Raleigh, N.C. — While groups both for and against a state law that limits LGBT rights are openly critical of a bill designed to repeal it, business organizations are hailing the effort as a good way to get North Carolina back on track after months of negative fallout over the law.
House Bill 186, which was filed Wednesday, would repeal 2016's House Bill 2 and replace it with legislation outlining the authority of local governments to pass and enforce nondiscrimination ordinances, requiring a referendum for those ordinances in cases of substantial opposition, and limiting what bathrooms those governments can oversee. It also adds stiffer penalties for some crimes committed in public bathrooms and changing facilities.
House Bill 2 was passed in a one-day emergency session last March to head off a Charlotte ordinance that would have required businesses to allow transgender people to use the bathrooms that corresponds to their gender identity. The state law not only requires transgender people to use bathrooms in schools and other government buildings that match the gender listed on their birth certificates – businesses are allowed to set their own rules – it also excluded the LGBT community from nondiscrimination protections statewide and barred cities from setting their own minimum wage.
The new bill still doesn't include gay and transgender people in state nondiscrimination policy, and it sets up rules for how cities and counties could extend protections to them, which LGBT advocates called "a repeal of HB2 in name only."
"It leaves intact provisions that allow for discrimination and treating LGBT North Carolinians like second-class citizens," said Sarah Gillooly, policy director for the state chapter of the American Civil Liberties Union. "It would put any legal protections for LGBT North Carolinians at the municipal level up for a vote. All citizens, all North Carolinians, all LGBT people deserve to be treated equally under the law, and civil rights shouldn’t be put up to a vote."

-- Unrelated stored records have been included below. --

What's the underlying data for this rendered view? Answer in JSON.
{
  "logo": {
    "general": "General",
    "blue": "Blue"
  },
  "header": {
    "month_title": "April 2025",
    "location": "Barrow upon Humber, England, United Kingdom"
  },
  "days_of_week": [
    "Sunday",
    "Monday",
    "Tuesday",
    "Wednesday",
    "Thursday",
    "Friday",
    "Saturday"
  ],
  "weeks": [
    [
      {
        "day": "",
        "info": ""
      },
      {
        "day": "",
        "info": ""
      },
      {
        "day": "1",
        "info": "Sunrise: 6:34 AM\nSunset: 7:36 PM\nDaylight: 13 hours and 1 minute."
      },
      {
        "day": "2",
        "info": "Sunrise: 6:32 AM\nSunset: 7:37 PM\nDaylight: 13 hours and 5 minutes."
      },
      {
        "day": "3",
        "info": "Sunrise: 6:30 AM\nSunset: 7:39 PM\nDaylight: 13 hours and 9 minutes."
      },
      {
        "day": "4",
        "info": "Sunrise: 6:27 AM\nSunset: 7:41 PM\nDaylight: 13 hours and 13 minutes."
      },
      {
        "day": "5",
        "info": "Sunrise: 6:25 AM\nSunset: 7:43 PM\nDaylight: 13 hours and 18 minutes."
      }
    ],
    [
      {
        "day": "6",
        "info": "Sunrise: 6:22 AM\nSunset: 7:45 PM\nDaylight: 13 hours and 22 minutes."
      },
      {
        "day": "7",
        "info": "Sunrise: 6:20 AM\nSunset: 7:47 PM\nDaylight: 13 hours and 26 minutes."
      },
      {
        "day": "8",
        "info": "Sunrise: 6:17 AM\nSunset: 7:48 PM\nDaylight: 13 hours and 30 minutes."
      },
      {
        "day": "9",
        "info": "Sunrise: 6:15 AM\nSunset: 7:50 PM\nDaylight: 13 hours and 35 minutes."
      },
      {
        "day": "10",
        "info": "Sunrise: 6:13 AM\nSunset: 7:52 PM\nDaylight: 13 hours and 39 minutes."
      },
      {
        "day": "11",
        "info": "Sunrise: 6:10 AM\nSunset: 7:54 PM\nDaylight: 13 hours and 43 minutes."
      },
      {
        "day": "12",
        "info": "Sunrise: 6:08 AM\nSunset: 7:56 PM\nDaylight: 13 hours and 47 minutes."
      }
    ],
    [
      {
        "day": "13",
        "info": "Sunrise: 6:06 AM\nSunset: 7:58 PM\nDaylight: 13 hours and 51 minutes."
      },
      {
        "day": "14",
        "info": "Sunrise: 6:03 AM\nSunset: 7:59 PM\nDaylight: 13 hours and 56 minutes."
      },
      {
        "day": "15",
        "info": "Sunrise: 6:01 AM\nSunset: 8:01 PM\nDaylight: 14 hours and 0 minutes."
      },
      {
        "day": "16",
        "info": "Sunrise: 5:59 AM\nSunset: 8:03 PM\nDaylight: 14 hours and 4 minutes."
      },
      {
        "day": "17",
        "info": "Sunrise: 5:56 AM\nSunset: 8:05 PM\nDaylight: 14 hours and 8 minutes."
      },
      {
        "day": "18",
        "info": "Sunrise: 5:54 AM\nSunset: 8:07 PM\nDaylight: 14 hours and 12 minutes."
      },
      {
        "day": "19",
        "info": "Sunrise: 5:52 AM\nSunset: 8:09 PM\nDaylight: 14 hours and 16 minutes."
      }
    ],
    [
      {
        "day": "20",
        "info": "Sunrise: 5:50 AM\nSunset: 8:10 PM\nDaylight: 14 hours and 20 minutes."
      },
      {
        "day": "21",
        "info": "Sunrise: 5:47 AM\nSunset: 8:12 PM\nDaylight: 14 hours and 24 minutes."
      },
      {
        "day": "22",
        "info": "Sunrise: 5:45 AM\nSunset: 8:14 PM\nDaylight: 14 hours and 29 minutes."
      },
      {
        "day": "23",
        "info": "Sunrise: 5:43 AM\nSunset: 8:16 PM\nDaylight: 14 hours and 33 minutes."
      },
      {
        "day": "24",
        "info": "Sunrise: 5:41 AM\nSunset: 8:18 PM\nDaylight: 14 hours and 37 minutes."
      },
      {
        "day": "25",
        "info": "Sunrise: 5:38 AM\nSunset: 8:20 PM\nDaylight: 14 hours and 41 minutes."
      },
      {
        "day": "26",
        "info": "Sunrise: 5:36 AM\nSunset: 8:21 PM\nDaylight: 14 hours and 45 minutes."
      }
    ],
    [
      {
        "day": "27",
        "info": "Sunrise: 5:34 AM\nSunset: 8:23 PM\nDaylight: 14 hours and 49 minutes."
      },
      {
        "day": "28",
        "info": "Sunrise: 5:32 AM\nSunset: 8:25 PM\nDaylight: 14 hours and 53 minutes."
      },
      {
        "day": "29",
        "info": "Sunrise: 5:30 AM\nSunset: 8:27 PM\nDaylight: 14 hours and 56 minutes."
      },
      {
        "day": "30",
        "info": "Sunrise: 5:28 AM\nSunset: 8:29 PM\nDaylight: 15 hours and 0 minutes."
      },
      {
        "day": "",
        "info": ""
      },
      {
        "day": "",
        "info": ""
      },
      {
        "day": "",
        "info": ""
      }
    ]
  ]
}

Meanwhile, House Bill 2 backers say the proposal would leave North Carolina without a policy restricting access to public bathrooms and would open the state up to what Tami Fitzgerald, executive director of the North Carolina Values Coalition, called "the same unlawful, coercive ordinances that started this debate in Charlotte."
"The referendum really is very little protection, and it causes a lot of problems for people who really would like to stop these kind of policies in the local cities. They're put on the defense," Fitzgerald said.
But after watching the state's reputation get a black eye over House Bill 2, business groups are ready to move on.
The law led to businesses scrapping expansion plans in North Carolina, entertainers canceling concerts, organizations moving their conventions elsewhere and the NBA, the NCAA and the Atlantic Coast Conference shifting athletic events out of state. The NCAA also could blackball the state from hosting any tournaments for the next six years if the law remains on the books, according to sports marketers.
"The North Carolina Chamber and the statewide business community have been clear about our goals on this issue. We are encouraged and supportive of House Bill 186 as a bipartisan effort to move toward a resolution. We encourage continued dialogue and collaboration among elected leaders to pass a solution," Chamber President and Chief Executive Lew Ebert said in a statement.
"NC Realtors commend the legislature for its leadership on this solution and believes this compromise is reasonable and protects all citizens of North Carolina. This will continue the prosperity of our state and its economic future," Andrea Bushnell, chief executive of the North Carolina Association of Realtors, said in a statement.
"We commend the sponsors of HB 186 for coming forth with a bipartisan approach to solving a complex issue. We believe this bill is a good start toward finding common ground, and we are encouraged that there will be continued collaboration from all sides involved," Lynn Minges, president and chief executive of the North Carolina Restaurant and Lodging Association, said in a statement.
Primary sponsor Rep. Chuck McGrady, R-Henderson, said Wednesday that he believes he has enough votes to get House Bill 186 through his chamber. The bill picked up 15 co-sponsors on Thursday, including several House Democrats.
But Senate President Pro Tem Phil Berger, who got burned in December when his effort to repeal House Bill 2 went down in flames, declined Thursday to support McGrady's bill, saying he would wait to see what the House passes, if anything, before commenting.
Gov. Roy Cooper said Wednesday that he doesn't believe the proposal goes far enough to eliminate discrimination and restore North Carolina's reputation, but he said he is willing to work with lawmakers to craft legislation that meets those needs.